In the article I read, an interesting discussion (by photographers) followed in the comments section.  A trend in some of the comments was the the collective sentiment that basically clients should never know your political leanings, that such things one should keep totally private.  The conversation here was specifically about professional photography, but the logic could be applied to any business.  This got me thinking: can one put themselves out there online (Twitter, FB, etc.) and be truly authentic?  For example, I have a Twitter account (@RyanFonkert), and my posts range the gambit, from political posts about the election, to my bicycle adventures, to my personal and professional photography.  Now, many social media savvy business advisers would specifically recommend against the political posts.  If I stop myself from commenting on such things, though; if I censor myself; am I truly being authentic, being my true self?  And if I do lose a couple potential clients over something like that, are they clients I would really want to work with anyway?  Some would suggest to just have a secondary, anonymous account for such opinion posts if one really feels a need to post about such things, and I already have a few accounts for specific purposes, but honestly, it gets tiring, switching between accounts and thinking about what has to be posted where, etc.  And in the case of an anonymous account (which I don't do), I simply don't like the idea of not owning what I'm saying, of hiding behind an avatar.  It just feels like cowardice to me.
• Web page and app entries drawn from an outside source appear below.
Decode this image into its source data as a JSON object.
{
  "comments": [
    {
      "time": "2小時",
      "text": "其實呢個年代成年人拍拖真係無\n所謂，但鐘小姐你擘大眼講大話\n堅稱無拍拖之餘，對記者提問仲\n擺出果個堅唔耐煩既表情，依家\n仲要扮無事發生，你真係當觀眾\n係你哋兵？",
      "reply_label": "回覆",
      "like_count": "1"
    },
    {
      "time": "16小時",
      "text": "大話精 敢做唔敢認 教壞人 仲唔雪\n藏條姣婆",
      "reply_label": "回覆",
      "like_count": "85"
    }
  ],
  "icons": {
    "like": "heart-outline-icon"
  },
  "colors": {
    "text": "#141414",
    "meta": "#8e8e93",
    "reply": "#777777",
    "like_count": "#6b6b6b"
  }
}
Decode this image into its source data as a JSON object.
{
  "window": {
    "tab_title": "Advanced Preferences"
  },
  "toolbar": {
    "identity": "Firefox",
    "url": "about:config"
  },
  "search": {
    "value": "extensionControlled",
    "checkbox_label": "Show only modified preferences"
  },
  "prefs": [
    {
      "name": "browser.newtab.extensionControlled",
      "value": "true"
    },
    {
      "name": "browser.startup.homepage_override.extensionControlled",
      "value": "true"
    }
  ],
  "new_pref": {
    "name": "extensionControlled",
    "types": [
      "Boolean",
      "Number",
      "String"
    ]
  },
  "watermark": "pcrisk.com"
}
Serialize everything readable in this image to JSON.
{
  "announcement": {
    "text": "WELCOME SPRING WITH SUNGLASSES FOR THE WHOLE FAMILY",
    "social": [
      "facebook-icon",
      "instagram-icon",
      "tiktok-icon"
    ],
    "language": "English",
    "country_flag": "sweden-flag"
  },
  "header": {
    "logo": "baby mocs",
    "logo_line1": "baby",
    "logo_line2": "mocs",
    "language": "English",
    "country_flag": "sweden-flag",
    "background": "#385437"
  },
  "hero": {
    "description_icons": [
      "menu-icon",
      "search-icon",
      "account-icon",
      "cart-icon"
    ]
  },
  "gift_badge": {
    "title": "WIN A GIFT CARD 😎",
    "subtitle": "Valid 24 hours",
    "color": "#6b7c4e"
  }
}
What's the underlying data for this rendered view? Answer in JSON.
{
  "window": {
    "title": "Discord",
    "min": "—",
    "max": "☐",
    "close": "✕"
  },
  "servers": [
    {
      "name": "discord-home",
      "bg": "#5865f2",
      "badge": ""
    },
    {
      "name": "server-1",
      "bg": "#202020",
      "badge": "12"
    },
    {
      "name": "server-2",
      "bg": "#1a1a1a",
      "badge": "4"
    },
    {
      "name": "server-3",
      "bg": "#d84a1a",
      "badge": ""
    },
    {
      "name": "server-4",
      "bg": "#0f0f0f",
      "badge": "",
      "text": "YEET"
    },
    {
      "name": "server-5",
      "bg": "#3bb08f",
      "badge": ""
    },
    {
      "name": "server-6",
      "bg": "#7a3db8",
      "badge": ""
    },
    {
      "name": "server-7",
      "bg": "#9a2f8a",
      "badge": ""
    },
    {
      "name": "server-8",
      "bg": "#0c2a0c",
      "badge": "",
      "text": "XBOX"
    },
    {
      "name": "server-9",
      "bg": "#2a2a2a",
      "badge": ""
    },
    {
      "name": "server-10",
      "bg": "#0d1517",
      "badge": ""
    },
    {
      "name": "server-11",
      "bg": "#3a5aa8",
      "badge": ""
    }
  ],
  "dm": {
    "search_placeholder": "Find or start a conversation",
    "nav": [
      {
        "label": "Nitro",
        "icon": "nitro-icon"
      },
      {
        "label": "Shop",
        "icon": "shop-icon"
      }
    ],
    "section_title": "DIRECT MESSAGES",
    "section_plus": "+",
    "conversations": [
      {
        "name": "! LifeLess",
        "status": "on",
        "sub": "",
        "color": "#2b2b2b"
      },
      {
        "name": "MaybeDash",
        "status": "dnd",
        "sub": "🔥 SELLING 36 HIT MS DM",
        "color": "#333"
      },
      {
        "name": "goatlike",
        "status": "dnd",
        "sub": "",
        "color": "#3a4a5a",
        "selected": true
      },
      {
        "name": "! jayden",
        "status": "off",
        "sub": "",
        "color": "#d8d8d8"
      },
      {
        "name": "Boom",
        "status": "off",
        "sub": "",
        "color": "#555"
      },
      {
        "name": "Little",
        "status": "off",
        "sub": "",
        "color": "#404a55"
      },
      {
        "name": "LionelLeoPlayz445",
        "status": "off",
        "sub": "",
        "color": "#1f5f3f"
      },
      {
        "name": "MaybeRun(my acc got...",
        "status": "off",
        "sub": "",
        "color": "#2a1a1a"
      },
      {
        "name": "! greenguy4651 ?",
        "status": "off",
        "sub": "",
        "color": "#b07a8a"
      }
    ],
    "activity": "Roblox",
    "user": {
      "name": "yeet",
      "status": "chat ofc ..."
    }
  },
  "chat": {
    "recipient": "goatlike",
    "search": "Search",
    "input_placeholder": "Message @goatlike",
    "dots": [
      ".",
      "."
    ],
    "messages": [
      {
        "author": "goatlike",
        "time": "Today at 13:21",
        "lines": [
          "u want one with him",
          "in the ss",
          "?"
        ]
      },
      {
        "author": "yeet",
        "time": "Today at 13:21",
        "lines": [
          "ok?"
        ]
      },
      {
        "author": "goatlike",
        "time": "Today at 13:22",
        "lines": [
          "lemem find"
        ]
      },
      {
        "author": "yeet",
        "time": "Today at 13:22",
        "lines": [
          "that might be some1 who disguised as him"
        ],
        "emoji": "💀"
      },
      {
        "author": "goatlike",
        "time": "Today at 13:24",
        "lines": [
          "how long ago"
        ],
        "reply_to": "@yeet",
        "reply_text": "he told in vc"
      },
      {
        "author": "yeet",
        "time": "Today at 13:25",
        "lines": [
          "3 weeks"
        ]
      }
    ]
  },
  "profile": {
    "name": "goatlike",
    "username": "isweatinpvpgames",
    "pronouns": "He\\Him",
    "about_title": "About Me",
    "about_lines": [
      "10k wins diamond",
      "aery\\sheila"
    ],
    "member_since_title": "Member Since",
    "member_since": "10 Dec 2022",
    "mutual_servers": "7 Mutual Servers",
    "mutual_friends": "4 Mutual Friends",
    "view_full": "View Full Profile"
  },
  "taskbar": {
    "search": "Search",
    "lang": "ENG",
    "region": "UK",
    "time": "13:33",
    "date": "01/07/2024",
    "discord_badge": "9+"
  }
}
There's also a flip side to that social media authenticity coin, offering up in-authenticity by offering up comments that really just aren't in your true nature.  For example, if you read enough articles, books, etc. about how to successfully blog, post on social media, etc., you'll specific suggestions about what tone to use in your posts, to end with questions that prompt user engagement in the comments, etc.  I see these methods commonly put to use by photographer friends of mine - photographers whose work I greatly respect - and they really do work, but knowing these people personally, I see how phony it is, as that type of engagement is NOT how they actually are in real life.  So they're putting on a mask to get that engagement in hopes that it leads to business; and to be fair, I think it often does.  But what's given up for that success?